TULSA, Okla. — Tulsa County Election Board staffers went the extra mile to ensure each vote was secured and counted safely during Aug. 25 election.
Election board technicians unlocked and extracted a stick drive, containing votes from each Tulsa County precinct, from electronic voting machines. A single staffer at the election board was authorized to take the flash drives to a secure back room at the facility where they digitally transferred the votes to the Oklahoma State Election Board, via virtual private network to avoid potential hacking.
Tulsa County Election Board Secretary Gwen Freeman told 2 Works For You, the process for validating absentee ballots is just as stringent.

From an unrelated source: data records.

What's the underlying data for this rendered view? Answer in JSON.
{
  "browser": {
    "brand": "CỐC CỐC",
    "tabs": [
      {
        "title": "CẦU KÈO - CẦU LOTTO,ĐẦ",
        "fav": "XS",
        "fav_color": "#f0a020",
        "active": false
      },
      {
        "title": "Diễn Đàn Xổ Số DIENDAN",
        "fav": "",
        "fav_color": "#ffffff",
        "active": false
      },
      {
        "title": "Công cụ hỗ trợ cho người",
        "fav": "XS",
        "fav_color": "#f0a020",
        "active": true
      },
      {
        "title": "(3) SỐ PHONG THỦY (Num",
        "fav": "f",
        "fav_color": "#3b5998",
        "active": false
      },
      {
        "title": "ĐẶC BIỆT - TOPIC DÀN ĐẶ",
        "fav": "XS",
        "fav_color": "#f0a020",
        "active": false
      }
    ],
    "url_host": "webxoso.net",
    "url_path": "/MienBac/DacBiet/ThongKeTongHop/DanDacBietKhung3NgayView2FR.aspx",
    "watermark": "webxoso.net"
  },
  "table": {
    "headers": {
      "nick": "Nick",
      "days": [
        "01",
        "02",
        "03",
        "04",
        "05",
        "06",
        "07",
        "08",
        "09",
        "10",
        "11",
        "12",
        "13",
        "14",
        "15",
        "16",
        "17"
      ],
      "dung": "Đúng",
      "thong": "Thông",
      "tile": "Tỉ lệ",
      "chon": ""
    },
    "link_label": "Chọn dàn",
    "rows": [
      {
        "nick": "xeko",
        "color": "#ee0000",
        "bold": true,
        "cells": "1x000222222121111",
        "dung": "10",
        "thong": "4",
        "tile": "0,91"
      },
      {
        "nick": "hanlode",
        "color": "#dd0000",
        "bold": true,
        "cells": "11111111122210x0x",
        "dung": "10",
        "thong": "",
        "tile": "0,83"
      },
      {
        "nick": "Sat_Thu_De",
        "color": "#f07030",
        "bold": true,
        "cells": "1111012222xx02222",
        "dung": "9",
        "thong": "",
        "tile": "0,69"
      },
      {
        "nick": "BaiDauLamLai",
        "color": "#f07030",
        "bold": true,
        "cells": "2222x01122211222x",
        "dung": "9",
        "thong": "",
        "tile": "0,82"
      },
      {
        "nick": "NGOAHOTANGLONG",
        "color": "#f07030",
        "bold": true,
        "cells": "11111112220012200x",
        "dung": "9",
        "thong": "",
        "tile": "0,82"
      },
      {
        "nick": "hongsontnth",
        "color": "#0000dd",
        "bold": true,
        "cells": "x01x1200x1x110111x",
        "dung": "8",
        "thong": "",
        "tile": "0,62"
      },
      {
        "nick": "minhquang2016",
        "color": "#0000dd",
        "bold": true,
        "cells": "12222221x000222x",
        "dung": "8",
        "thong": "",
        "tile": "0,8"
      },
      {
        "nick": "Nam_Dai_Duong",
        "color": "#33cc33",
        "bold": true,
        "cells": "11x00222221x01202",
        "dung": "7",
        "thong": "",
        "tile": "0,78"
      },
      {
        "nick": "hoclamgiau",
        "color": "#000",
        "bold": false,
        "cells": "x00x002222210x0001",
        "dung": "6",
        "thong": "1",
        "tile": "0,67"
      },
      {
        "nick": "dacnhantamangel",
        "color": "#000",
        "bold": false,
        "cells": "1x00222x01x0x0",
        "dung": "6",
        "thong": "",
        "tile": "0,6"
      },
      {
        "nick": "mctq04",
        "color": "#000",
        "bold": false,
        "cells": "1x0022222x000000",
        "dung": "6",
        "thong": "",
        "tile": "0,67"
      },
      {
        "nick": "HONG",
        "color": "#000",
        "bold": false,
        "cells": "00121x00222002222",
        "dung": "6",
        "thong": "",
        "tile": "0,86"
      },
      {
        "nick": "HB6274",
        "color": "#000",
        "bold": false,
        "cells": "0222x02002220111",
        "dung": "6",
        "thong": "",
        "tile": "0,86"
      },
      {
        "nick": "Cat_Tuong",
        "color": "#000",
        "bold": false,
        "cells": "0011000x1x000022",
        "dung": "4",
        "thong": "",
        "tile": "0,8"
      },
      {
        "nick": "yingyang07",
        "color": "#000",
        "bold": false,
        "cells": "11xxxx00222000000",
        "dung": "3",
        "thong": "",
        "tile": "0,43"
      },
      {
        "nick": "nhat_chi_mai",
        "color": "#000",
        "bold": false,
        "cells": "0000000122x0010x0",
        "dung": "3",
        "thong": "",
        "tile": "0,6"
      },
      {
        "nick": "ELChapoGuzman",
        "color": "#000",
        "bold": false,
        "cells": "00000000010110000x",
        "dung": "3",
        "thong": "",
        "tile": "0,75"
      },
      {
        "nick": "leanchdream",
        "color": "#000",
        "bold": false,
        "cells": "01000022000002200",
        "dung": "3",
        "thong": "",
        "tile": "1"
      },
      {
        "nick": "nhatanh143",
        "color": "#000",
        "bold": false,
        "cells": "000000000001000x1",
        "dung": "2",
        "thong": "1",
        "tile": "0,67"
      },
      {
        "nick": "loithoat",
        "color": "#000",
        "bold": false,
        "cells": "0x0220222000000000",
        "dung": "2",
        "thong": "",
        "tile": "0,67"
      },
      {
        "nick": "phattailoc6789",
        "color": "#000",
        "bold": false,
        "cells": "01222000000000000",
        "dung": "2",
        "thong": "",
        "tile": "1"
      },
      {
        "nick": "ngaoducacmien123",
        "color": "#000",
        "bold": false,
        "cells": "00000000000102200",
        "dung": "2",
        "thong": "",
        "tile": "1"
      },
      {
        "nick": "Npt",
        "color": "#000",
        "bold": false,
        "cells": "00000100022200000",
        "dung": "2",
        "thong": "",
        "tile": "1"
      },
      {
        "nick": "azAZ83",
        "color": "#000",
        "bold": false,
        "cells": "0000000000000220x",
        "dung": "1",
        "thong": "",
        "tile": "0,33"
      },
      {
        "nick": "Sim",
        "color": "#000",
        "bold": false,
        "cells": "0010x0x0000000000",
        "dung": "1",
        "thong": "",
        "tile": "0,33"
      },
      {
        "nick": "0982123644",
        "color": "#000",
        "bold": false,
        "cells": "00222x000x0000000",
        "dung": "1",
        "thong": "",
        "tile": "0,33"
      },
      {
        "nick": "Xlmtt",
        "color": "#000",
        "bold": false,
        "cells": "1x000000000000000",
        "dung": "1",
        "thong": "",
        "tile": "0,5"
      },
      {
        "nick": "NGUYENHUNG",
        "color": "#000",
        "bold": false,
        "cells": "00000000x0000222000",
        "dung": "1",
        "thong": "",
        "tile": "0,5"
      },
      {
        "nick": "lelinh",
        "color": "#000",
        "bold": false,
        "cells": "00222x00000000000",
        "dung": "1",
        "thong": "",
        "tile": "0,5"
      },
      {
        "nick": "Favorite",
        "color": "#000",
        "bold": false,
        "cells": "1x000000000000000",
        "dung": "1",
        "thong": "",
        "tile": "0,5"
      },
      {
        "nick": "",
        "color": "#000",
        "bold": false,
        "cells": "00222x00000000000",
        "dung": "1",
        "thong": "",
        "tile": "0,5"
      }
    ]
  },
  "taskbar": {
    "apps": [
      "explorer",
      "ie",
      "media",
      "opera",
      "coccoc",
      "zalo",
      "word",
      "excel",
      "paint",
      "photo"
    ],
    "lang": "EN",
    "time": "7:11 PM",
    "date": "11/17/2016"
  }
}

Freeman said absentee ballots require a corresponding affidavit be filled out and signed and the voter prove registered identification or get their ballot notarized before returning.
“Absentee ballot voting has been going on in the state of Oklahoma for a very, very long time. The same safety standards and protocols. There are a lot of laws, I mean, a tremendous amount of laws that regulate absentee voting," Freeman said. "You’re in really good hands in the state of Oklahoma.”
Freeman said the election board mailed out nearly 28,000 absentee ballots for the Tulsa municipal election and approximately 17,500 were returned - a 63% return.
Stay in touch with us anytime, anywhere --